#### Information shown:
★ ★ ★ ★ ★ ★ ★
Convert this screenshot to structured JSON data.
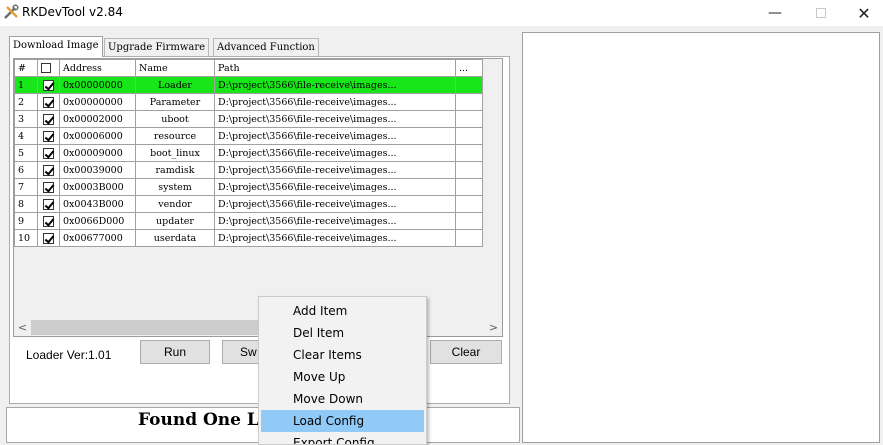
{
  "window": {
    "title": "RKDevTool v2.84",
    "minimize": "—",
    "close": "✕"
  },
  "tabs": [
    {
      "label": "Download Image",
      "active": true
    },
    {
      "label": "Upgrade Firmware",
      "active": false
    },
    {
      "label": "Advanced Function",
      "active": false
    }
  ],
  "table": {
    "headers": {
      "num": "#",
      "address": "Address",
      "name": "Name",
      "path": "Path",
      "more": "..."
    },
    "rows": [
      {
        "num": "1",
        "checked": true,
        "address": "0x00000000",
        "name": "Loader",
        "path": "D:\\project\\3566\\file-receive\\images...",
        "selected": true
      },
      {
        "num": "2",
        "checked": true,
        "address": "0x00000000",
        "name": "Parameter",
        "path": "D:\\project\\3566\\file-receive\\images...",
        "selected": false
      },
      {
        "num": "3",
        "checked": true,
        "address": "0x00002000",
        "name": "uboot",
        "path": "D:\\project\\3566\\file-receive\\images...",
        "selected": false
      },
      {
        "num": "4",
        "checked": true,
        "address": "0x00006000",
        "name": "resource",
        "path": "D:\\project\\3566\\file-receive\\images...",
        "selected": false
      },
      {
        "num": "5",
        "checked": true,
        "address": "0x00009000",
        "name": "boot_linux",
        "path": "D:\\project\\3566\\file-receive\\images...",
        "selected": false
      },
      {
        "num": "6",
        "checked": true,
        "address": "0x00039000",
        "name": "ramdisk",
        "path": "D:\\project\\3566\\file-receive\\images...",
        "selected": false
      },
      {
        "num": "7",
        "checked": true,
        "address": "0x0003B000",
        "name": "system",
        "path": "D:\\project\\3566\\file-receive\\images...",
        "selected": false
      },
      {
        "num": "8",
        "checked": true,
        "address": "0x0043B000",
        "name": "vendor",
        "path": "D:\\project\\3566\\file-receive\\images...",
        "selected": false
      },
      {
        "num": "9",
        "checked": true,
        "address": "0x0066D000",
        "name": "updater",
        "path": "D:\\project\\3566\\file-receive\\images...",
        "selected": false
      },
      {
        "num": "10",
        "checked": true,
        "address": "0x00677000",
        "name": "userdata",
        "path": "D:\\project\\3566\\file-receive\\images...",
        "selected": false
      }
    ],
    "selected_color": "#19e619"
  },
  "scrollbar": {
    "left_arrow": "<",
    "right_arrow": ">"
  },
  "footer": {
    "loader_ver": "Loader Ver:1.01",
    "run": "Run",
    "switch_partial": "Sw",
    "clear": "Clear"
  },
  "status": {
    "text": "Found One L"
  },
  "context_menu": {
    "items": [
      {
        "label": "Add Item",
        "hover": false
      },
      {
        "label": "Del Item",
        "hover": false
      },
      {
        "label": "Clear Items",
        "hover": false
      },
      {
        "label": "Move Up",
        "hover": false
      },
      {
        "label": "Move Down",
        "hover": false
      },
      {
        "label": "Load Config",
        "hover": true
      },
      {
        "label": "Export Config",
        "hover": false
      }
    ],
    "hover_color": "#91c9f7"
  }
}
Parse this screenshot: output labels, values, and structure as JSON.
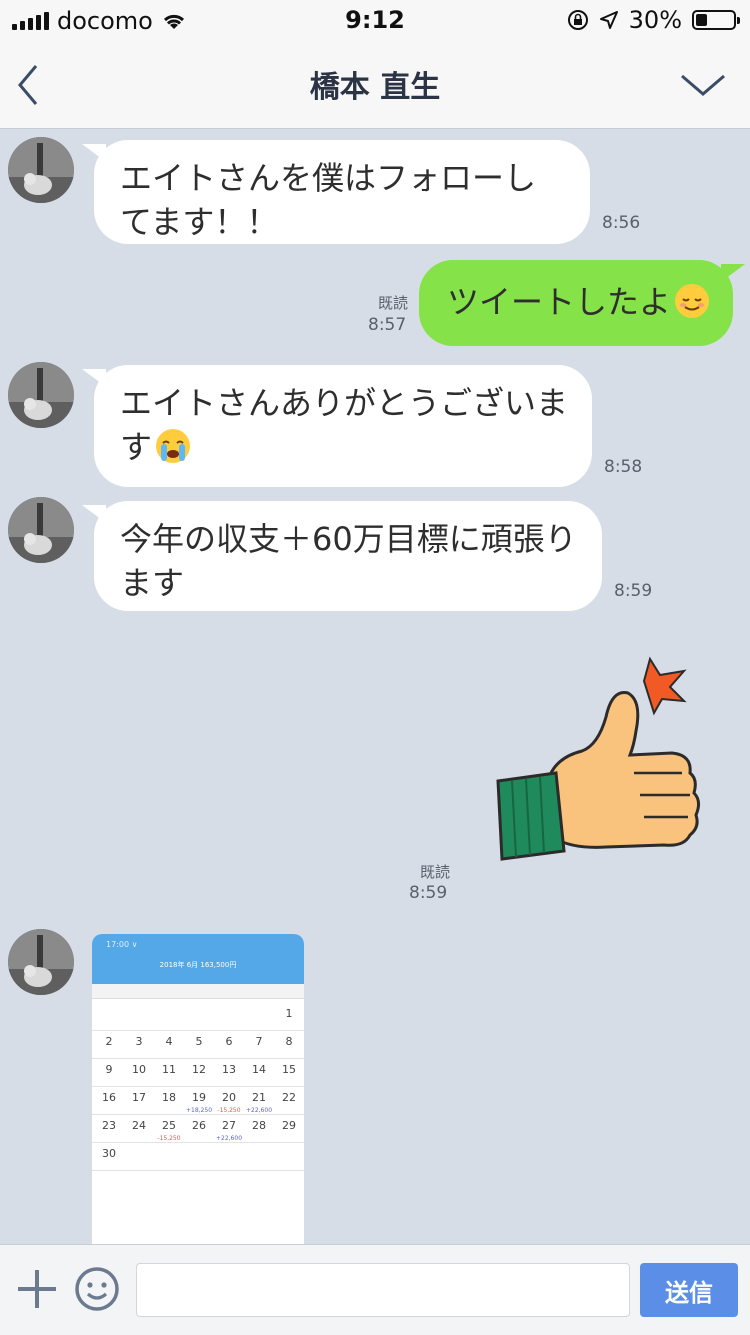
{
  "status_bar": {
    "carrier": "docomo",
    "time": "9:12",
    "battery": "30%",
    "battery_level": 0.3
  },
  "header": {
    "title": "橋本 直生",
    "back_icon": "chevron-left-icon",
    "menu_icon": "chevron-down-icon"
  },
  "messages": [
    {
      "side": "left",
      "text": "エイトさんを僕はフォローしてます！！",
      "time": "8:56"
    },
    {
      "side": "right",
      "text": "ツイートしたよ",
      "emoji": "relieved-face",
      "read": "既読",
      "time": "8:57"
    },
    {
      "side": "left",
      "text": "エイトさんありがとうございます",
      "emoji": "crying-face",
      "time": "8:58"
    },
    {
      "side": "left",
      "text": "今年の収支＋60万目標に頑張ります",
      "time": "8:59"
    },
    {
      "side": "right",
      "type": "sticker",
      "sticker": "thumbs-up-sticker",
      "read": "既読",
      "time": "8:59"
    },
    {
      "side": "left",
      "type": "image",
      "image": "calendar-screenshot"
    }
  ],
  "calendar_shot": {
    "status": "17:00 ∨",
    "title_line1": "2018年 6月",
    "title_line2": "163,500円",
    "days": [
      "1",
      "2",
      "3",
      "4",
      "5",
      "6",
      "7",
      "8",
      "9",
      "10",
      "11",
      "12",
      "13",
      "14",
      "15",
      "16",
      "17",
      "18",
      "19",
      "20",
      "21",
      "22",
      "23",
      "24",
      "25",
      "26",
      "27",
      "28",
      "29",
      "30"
    ],
    "notes": {
      "19": "+18,250",
      "20": "-15,250",
      "21": "+22,600",
      "25": "-15,250",
      "27": "+22,600"
    }
  },
  "input_bar": {
    "placeholder": "",
    "send_label": "送信"
  },
  "colors": {
    "chat_bg": "#d6dde7",
    "my_bubble": "#85e249",
    "their_bubble": "#ffffff",
    "send_button": "#5b8ee6"
  }
}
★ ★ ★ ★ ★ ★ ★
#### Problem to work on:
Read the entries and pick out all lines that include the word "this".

#### Answer to the problem:
Convert this screenshot to structured JSON data.
Parse this screenshot: output labels, values, and structure as JSON.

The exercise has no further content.